There are many dog pads available, but making one yourself is fairly quick and easy if you want to save a little money.
5 / Canine Jacket For Rough Weather
The canine jacket is another must-have, especially in cold weather. Your dog’s fur coat keeps them more insulated than you are, but will fall short if the temperature dips too low or your dog isn’t a breed that’s suited to cold weather.
The canine jacket will also protect them from pests, such as ticks, and offers extra storage space in the form of pockets.
On top of winter weather, you can also run into problems in warm weather if your dog accidentally overheats. There are specialized cooling jackets built for this purpose. They allow for greater airflow and help your dog stay cool if the sun gets too hot.
6 / Dog Packs For Storage
Another useful item to consider is a dog pack, which straps around your pet’s chest and allows them to help you carry your gear. These packs shouldn’t be used to store exceptionally heavy gear, but will free up some space for you in your pack.
It is also worth keeping in mind that your dog’s pack should be properly balanced to avoid one side being too heavy or making movement difficult.
7 / Leashing Your Dog At Night
One last consideration to keep in mind is a leash. The one you’ll use at your campsite is a little different from the one you should use during the day, with a campsite leash usually being longer to afford them more room to run off excess energy.
We recommend a leash of paracord or other rope that is at least 15 feet long, not exceeding more than 25-30 feet. This keeps your dog within the confines of your campsite while also stopping them from wandering off too far at night.

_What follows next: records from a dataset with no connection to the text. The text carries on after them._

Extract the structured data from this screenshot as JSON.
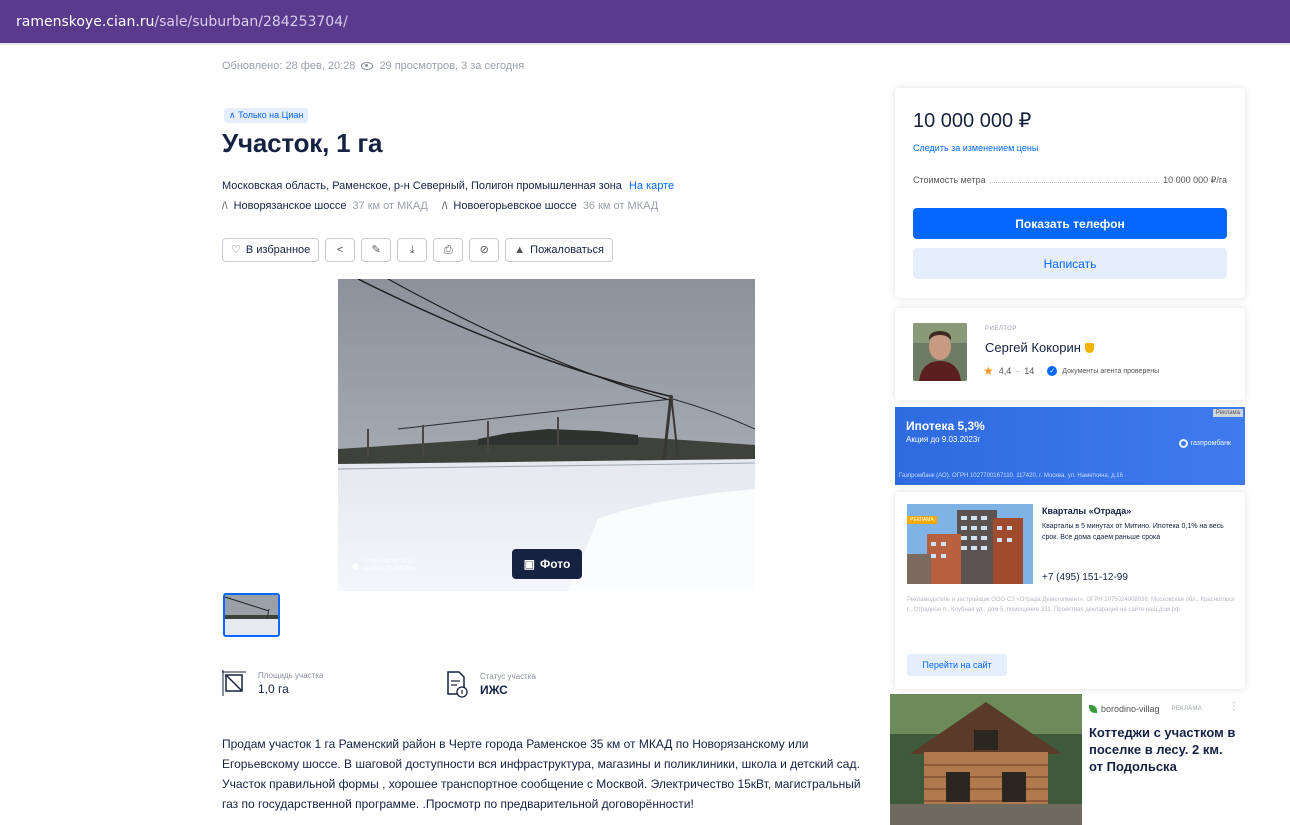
{
  "browser": {
    "url_host": "ramenskoye.cian.ru",
    "url_path": "/sale/suburban/284253704/"
  },
  "meta": {
    "updated": "Обновлено: 28 фев, 20:28",
    "views": "29 просмотров, 3 за сегодня"
  },
  "listing": {
    "badge": "Только на Циан",
    "title": "Участок, 1 га",
    "address": "Московская область, Раменское, р-н Северный, Полигон промышленная зона",
    "map_link": "На карте",
    "highways": [
      {
        "name": "Новорязанское шоссе",
        "distance": "37 км от МКАД"
      },
      {
        "name": "Новоегорьевское шоссе",
        "distance": "36 км от МКАД"
      }
    ]
  },
  "actions": {
    "favorite": "В избранное",
    "complain": "Пожаловаться"
  },
  "photo": {
    "button_label": "Фото",
    "watermark_line1": "SHOT ON MI 11 LE",
    "watermark_line2": "AI DUAL CAMERA"
  },
  "features": [
    {
      "label": "Площадь участка",
      "value": "1,0 га"
    },
    {
      "label": "Статус участка",
      "value": "ИЖС"
    }
  ],
  "description": "Продам участок 1 га Раменский район в Черте города Раменское 35 км от МКАД по Новорязанскому или Егорьевскому шоссе. В шаговой доступности вся инфраструктура, магазины и поликлиники, школа и детский сад. Участок правильной формы , хорошее транспортное сообщение с Москвой. Электричество 15кВт, магистральный газ по государственной программе. .Просмотр по предварительной договорённости!",
  "price_card": {
    "price": "10 000 000 ₽",
    "track_link": "Следить за изменением цены",
    "ppm_label": "Стоимость метра",
    "ppm_value": "10 000 000 ₽/га",
    "phone_button": "Показать телефон",
    "write_button": "Написать"
  },
  "agent": {
    "role": "РИЕЛТОР",
    "name": "Сергей Кокорин",
    "rating": "4,4",
    "reviews": "14",
    "verified": "Документы агента проверены"
  },
  "ads": {
    "mortgage": {
      "tag": "Реклама",
      "title": "Ипотека 5,3%",
      "subtitle": "Акция до 9.03.2023г",
      "logo": "газпромбанк",
      "legal": "Газпромбанк (АО). ОГРН 1027700167110. 117420, г. Москва, ул. Наметкина, д.16"
    },
    "otrada": {
      "badge": "РЕКЛАМА",
      "title": "Кварталы «Отрада»",
      "text": "Кварталы в 5 минутах от Митино. Ипотека 0,1% на весь срок. Все дома сдаем раньше срока",
      "phone": "+7 (495) 151-12-99",
      "legal": "Рекламодатель и застройщик ООО СЗ «Отрада Девелопмент», ОГРН 1075024008938, Московская обл., Красногорск г., Отрадное п., Клубная ул., дом 5, помещение 331. Проектная декларация на сайте наш.дом.рф",
      "button": "Перейти на сайт"
    },
    "borodino": {
      "site": "borodino-villag",
      "tag": "РЕКЛАМА",
      "text": "Коттеджи с участком в поселке в лесу. 2 км. от Подольска"
    }
  },
  "colors": {
    "brand_blue": "#0468ff",
    "text_dark": "#152242",
    "url_bar": "#5a3a8c"
  }
}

Some campers will tie a leash to a tree, but others have found that tying it to the ridgeline of your hammock will alert you if your pet becomes overly agitated throughout the night for whatever reason. That being said, larger dogs could make it hard to sleep if you tie their leash directly to your hammock.
When All’s Said And Done
At the end of the day, bringing your dog on your next camping trip can be a beneficial experience for both of you. It can also, however, end up being a nightmare if you’re not properly prepared for all possibilities.
If you find that your dog enjoys camping as much as you do, taking them with you will form a closer bond and also save you money on kennel fees in the long run.
If you keep these considerations in mind before you go camping you will have a much better experience and be more prepared for anything that the trail throws your way.
Trevor Rasmussen has an excellent video available on YouTube that also covers a few of these considerations for you. Feel free to check it out at:
As always, please don’t hesitate to reach out to us and leave a comment with any questions you may have. We look forward to hearing from you!